As mentioned, the shelf-life for skills deplete in only a few years. We do however believe there is a difference between the shelf-life of hard skills and soft skills. We could say skills like creativity and curiosity are or should always be present and add value. They are not dependent on a certain programming language or are not linked to a certain generation of people. Yet most companies when hiring for new talent are still over indexing hard competencies over those who will be in higher demand over time.

A recent Harvard Business Review survey revealed three focus areas for organisation to successfully fill in their digital talent requirements:

  • focus on soft skills as much as technical skills;
  • focus on potential, as much as past experience;
  • focus on incentivising growth in their people.

This shows that it is important for companies and recruiting executives to balance short term needs vs. longer term needed capabilities such as learnability, curiosity, creativity and growth mindset. Putting these golden skills in your hiring strategy makes you stay on top of the war for talent and therefore the company’s competitiveness.

Conclusion

We have made the case that curiosity is more important to the performance of an organisation than was previously thought. Indeed, by making small changes to the design of their organisation, leaders can encourage curiosity and improve their companies. Yet saying that you treasure curiosity does not make it so and in fact many leaders stifle unconsciously curiosity. A significant part stands or falls with leadership to create the right recipe for a climate which encourages curiosity vs. one which stifles it.

Scanning through the leadership lessons we highlighted in this article, we can summarise curiosity is linked to so many daily and “back to basic” leadership behaviours: inquisitiveness, empathy & emotional IQ, asking stimulating and open-ended questions, being more interested instead of interesting yet be a role model, authorise people to be creative by instilling psychological safety, questioning and not interfering, focus on potential of people and continuous learning postponing own judgement, avoiding defensive behaviour, regulation of own emotions and intense self-leadership. Curiosity has an impact on all of these behaviours, that is why curiosity is a golden skill, the fundament and leverage of many other skills.


Writers

Maxim Swinnen is an Executive Search Consultant at Mercuri Urval, based in Brussels. He started his career working with an international professional services firm, specializing in services based on practical innovation, creativity research and real-life application. He can leverage the insights he acquired at Mercuri Urval, helping companies acquire and develop the right leadership to improve their results.

Stefaan van Hooydonk founded the Global Curiosity institute in 2020. The purpose of the Institute is to do research in the area of workplace curiosity and help organizations foster a mindset of curiosity to inspire them to keep discovering and innovating. Prior to setting up the Institute, he built a distinguished career as senior learning leader, innovator and strategist for companies like Cognizant, Philips, Agfa, Nokia, Aramco, CEIBS and Flipkart. He has lived and worked in Hong Kong, China, France, Finland, United Kingdom, Saudi Arabia, India, the Netherlands and Belgium.

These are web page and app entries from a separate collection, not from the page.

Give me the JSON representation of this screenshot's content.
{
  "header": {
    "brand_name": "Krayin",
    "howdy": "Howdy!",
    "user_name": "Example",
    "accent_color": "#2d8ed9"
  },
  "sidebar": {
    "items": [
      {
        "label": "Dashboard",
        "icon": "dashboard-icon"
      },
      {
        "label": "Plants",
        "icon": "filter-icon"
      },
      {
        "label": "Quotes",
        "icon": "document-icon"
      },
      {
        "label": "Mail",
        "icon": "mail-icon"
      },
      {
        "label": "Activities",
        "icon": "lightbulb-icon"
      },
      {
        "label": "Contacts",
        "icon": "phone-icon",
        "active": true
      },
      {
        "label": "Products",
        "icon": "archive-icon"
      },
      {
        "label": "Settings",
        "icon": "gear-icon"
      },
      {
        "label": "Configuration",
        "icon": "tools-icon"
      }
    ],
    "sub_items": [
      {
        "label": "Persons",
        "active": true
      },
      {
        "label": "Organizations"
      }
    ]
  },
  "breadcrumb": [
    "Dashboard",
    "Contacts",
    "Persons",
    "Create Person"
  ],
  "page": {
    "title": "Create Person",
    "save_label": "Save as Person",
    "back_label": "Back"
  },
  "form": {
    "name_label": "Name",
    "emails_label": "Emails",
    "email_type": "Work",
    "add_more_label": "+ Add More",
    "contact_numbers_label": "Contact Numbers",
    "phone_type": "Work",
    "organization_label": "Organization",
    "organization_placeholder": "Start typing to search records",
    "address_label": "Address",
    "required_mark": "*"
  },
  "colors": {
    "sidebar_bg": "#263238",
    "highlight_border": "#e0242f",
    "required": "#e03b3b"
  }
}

References

Ashford, P., Brown, S., & Jonas, G. (2020). The Curious Advantage. Laïki Publishing.

Harrison, S., Pinkus, E., & Cohen, J. (2018, September 20). Research: 83% of Executives Say They Encourage Curiosity. Just 52% of Employees Agree. Retrieved here

Pate, D. (2020, January 13). The Top Skills Companies Need Most in 2020—And How to Learn Them. Retrieved here

World Economic Forum. (2020). The Future of Jobs Report 2020.